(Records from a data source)

========================================================================

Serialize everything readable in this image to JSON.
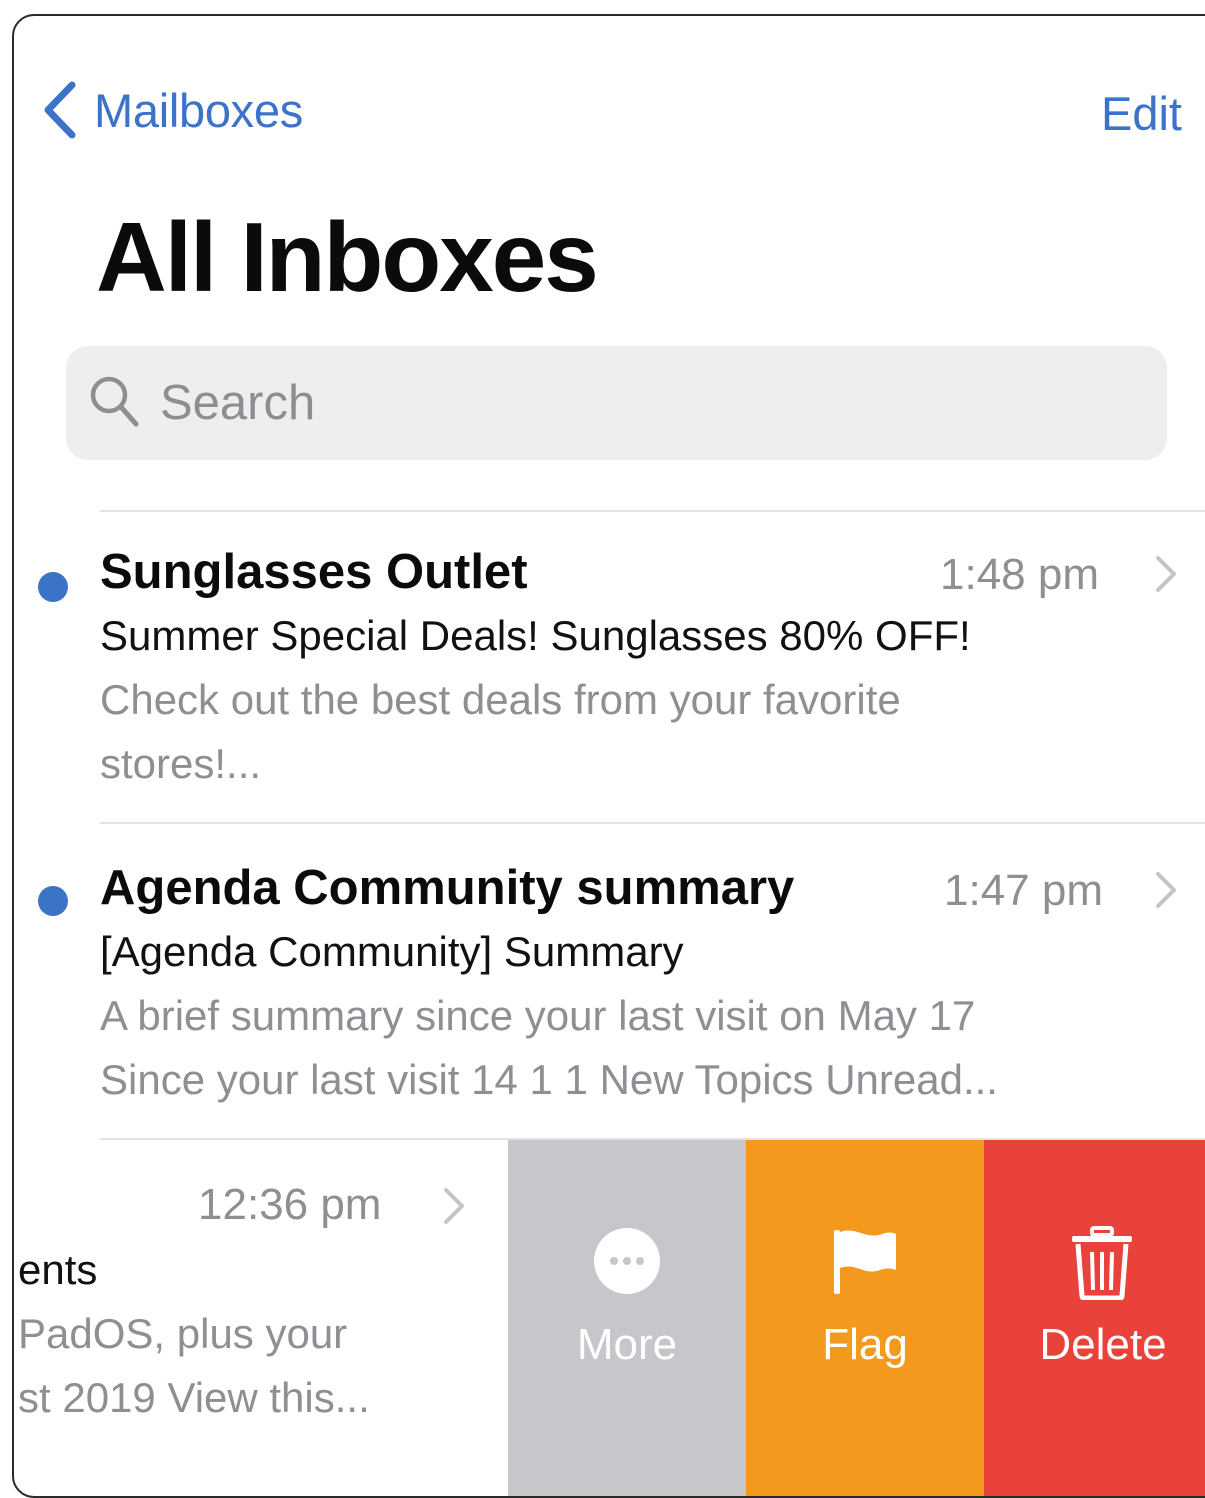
{
  "nav": {
    "back_label": "Mailboxes",
    "edit_label": "Edit"
  },
  "title": "All Inboxes",
  "search": {
    "placeholder": "Search"
  },
  "messages": [
    {
      "sender": "Sunglasses Outlet",
      "time": "1:48 pm",
      "subject": "Summer Special Deals! Sunglasses 80% OFF!",
      "preview_line1": "Check out the best deals from your favorite",
      "preview_line2": "stores!...",
      "unread": true
    },
    {
      "sender": "Agenda Community summary",
      "time": "1:47 pm",
      "subject": "[Agenda Community] Summary",
      "preview_line1": "A brief summary since your last visit on May 17",
      "preview_line2": "Since your last visit 14 1 1 New Topics Unread...",
      "unread": true
    },
    {
      "time": "12:36 pm",
      "subject_fragment": "ents",
      "preview_line1": "PadOS, plus your",
      "preview_line2": "st 2019 View this..."
    }
  ],
  "swipe_actions": {
    "more": {
      "label": "More",
      "color": "#c6c6cb",
      "icon": "ellipsis-circle-icon"
    },
    "flag": {
      "label": "Flag",
      "color": "#f39a1e",
      "icon": "flag-icon"
    },
    "delete": {
      "label": "Delete",
      "color": "#e8423a",
      "icon": "trash-icon"
    }
  },
  "colors": {
    "accent": "#3a73c9",
    "unread_dot": "#3b74c6"
  }
}
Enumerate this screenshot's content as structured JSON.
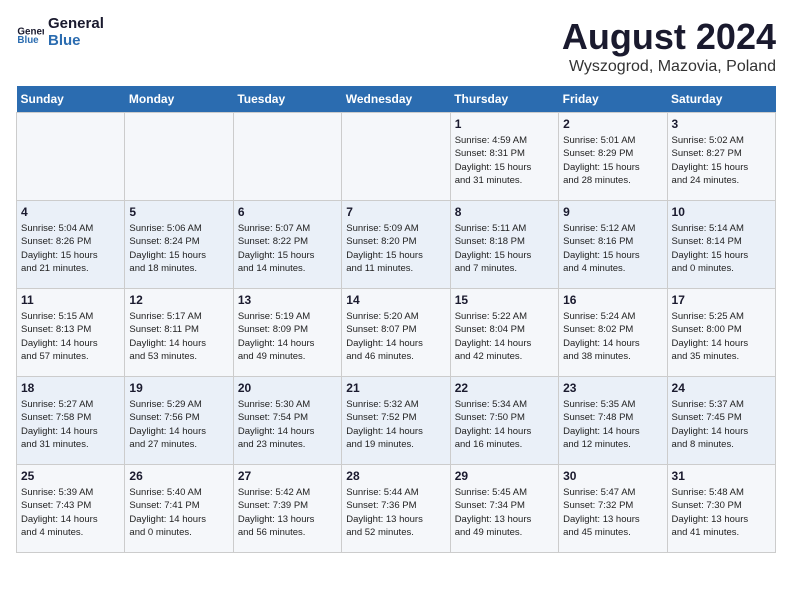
{
  "header": {
    "logo_line1": "General",
    "logo_line2": "Blue",
    "main_title": "August 2024",
    "sub_title": "Wyszogrod, Mazovia, Poland"
  },
  "weekdays": [
    "Sunday",
    "Monday",
    "Tuesday",
    "Wednesday",
    "Thursday",
    "Friday",
    "Saturday"
  ],
  "weeks": [
    [
      {
        "day": "",
        "info": ""
      },
      {
        "day": "",
        "info": ""
      },
      {
        "day": "",
        "info": ""
      },
      {
        "day": "",
        "info": ""
      },
      {
        "day": "1",
        "info": "Sunrise: 4:59 AM\nSunset: 8:31 PM\nDaylight: 15 hours\nand 31 minutes."
      },
      {
        "day": "2",
        "info": "Sunrise: 5:01 AM\nSunset: 8:29 PM\nDaylight: 15 hours\nand 28 minutes."
      },
      {
        "day": "3",
        "info": "Sunrise: 5:02 AM\nSunset: 8:27 PM\nDaylight: 15 hours\nand 24 minutes."
      }
    ],
    [
      {
        "day": "4",
        "info": "Sunrise: 5:04 AM\nSunset: 8:26 PM\nDaylight: 15 hours\nand 21 minutes."
      },
      {
        "day": "5",
        "info": "Sunrise: 5:06 AM\nSunset: 8:24 PM\nDaylight: 15 hours\nand 18 minutes."
      },
      {
        "day": "6",
        "info": "Sunrise: 5:07 AM\nSunset: 8:22 PM\nDaylight: 15 hours\nand 14 minutes."
      },
      {
        "day": "7",
        "info": "Sunrise: 5:09 AM\nSunset: 8:20 PM\nDaylight: 15 hours\nand 11 minutes."
      },
      {
        "day": "8",
        "info": "Sunrise: 5:11 AM\nSunset: 8:18 PM\nDaylight: 15 hours\nand 7 minutes."
      },
      {
        "day": "9",
        "info": "Sunrise: 5:12 AM\nSunset: 8:16 PM\nDaylight: 15 hours\nand 4 minutes."
      },
      {
        "day": "10",
        "info": "Sunrise: 5:14 AM\nSunset: 8:14 PM\nDaylight: 15 hours\nand 0 minutes."
      }
    ],
    [
      {
        "day": "11",
        "info": "Sunrise: 5:15 AM\nSunset: 8:13 PM\nDaylight: 14 hours\nand 57 minutes."
      },
      {
        "day": "12",
        "info": "Sunrise: 5:17 AM\nSunset: 8:11 PM\nDaylight: 14 hours\nand 53 minutes."
      },
      {
        "day": "13",
        "info": "Sunrise: 5:19 AM\nSunset: 8:09 PM\nDaylight: 14 hours\nand 49 minutes."
      },
      {
        "day": "14",
        "info": "Sunrise: 5:20 AM\nSunset: 8:07 PM\nDaylight: 14 hours\nand 46 minutes."
      },
      {
        "day": "15",
        "info": "Sunrise: 5:22 AM\nSunset: 8:04 PM\nDaylight: 14 hours\nand 42 minutes."
      },
      {
        "day": "16",
        "info": "Sunrise: 5:24 AM\nSunset: 8:02 PM\nDaylight: 14 hours\nand 38 minutes."
      },
      {
        "day": "17",
        "info": "Sunrise: 5:25 AM\nSunset: 8:00 PM\nDaylight: 14 hours\nand 35 minutes."
      }
    ],
    [
      {
        "day": "18",
        "info": "Sunrise: 5:27 AM\nSunset: 7:58 PM\nDaylight: 14 hours\nand 31 minutes."
      },
      {
        "day": "19",
        "info": "Sunrise: 5:29 AM\nSunset: 7:56 PM\nDaylight: 14 hours\nand 27 minutes."
      },
      {
        "day": "20",
        "info": "Sunrise: 5:30 AM\nSunset: 7:54 PM\nDaylight: 14 hours\nand 23 minutes."
      },
      {
        "day": "21",
        "info": "Sunrise: 5:32 AM\nSunset: 7:52 PM\nDaylight: 14 hours\nand 19 minutes."
      },
      {
        "day": "22",
        "info": "Sunrise: 5:34 AM\nSunset: 7:50 PM\nDaylight: 14 hours\nand 16 minutes."
      },
      {
        "day": "23",
        "info": "Sunrise: 5:35 AM\nSunset: 7:48 PM\nDaylight: 14 hours\nand 12 minutes."
      },
      {
        "day": "24",
        "info": "Sunrise: 5:37 AM\nSunset: 7:45 PM\nDaylight: 14 hours\nand 8 minutes."
      }
    ],
    [
      {
        "day": "25",
        "info": "Sunrise: 5:39 AM\nSunset: 7:43 PM\nDaylight: 14 hours\nand 4 minutes."
      },
      {
        "day": "26",
        "info": "Sunrise: 5:40 AM\nSunset: 7:41 PM\nDaylight: 14 hours\nand 0 minutes."
      },
      {
        "day": "27",
        "info": "Sunrise: 5:42 AM\nSunset: 7:39 PM\nDaylight: 13 hours\nand 56 minutes."
      },
      {
        "day": "28",
        "info": "Sunrise: 5:44 AM\nSunset: 7:36 PM\nDaylight: 13 hours\nand 52 minutes."
      },
      {
        "day": "29",
        "info": "Sunrise: 5:45 AM\nSunset: 7:34 PM\nDaylight: 13 hours\nand 49 minutes."
      },
      {
        "day": "30",
        "info": "Sunrise: 5:47 AM\nSunset: 7:32 PM\nDaylight: 13 hours\nand 45 minutes."
      },
      {
        "day": "31",
        "info": "Sunrise: 5:48 AM\nSunset: 7:30 PM\nDaylight: 13 hours\nand 41 minutes."
      }
    ]
  ]
}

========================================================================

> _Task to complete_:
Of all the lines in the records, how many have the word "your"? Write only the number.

> _Solved problem_:
4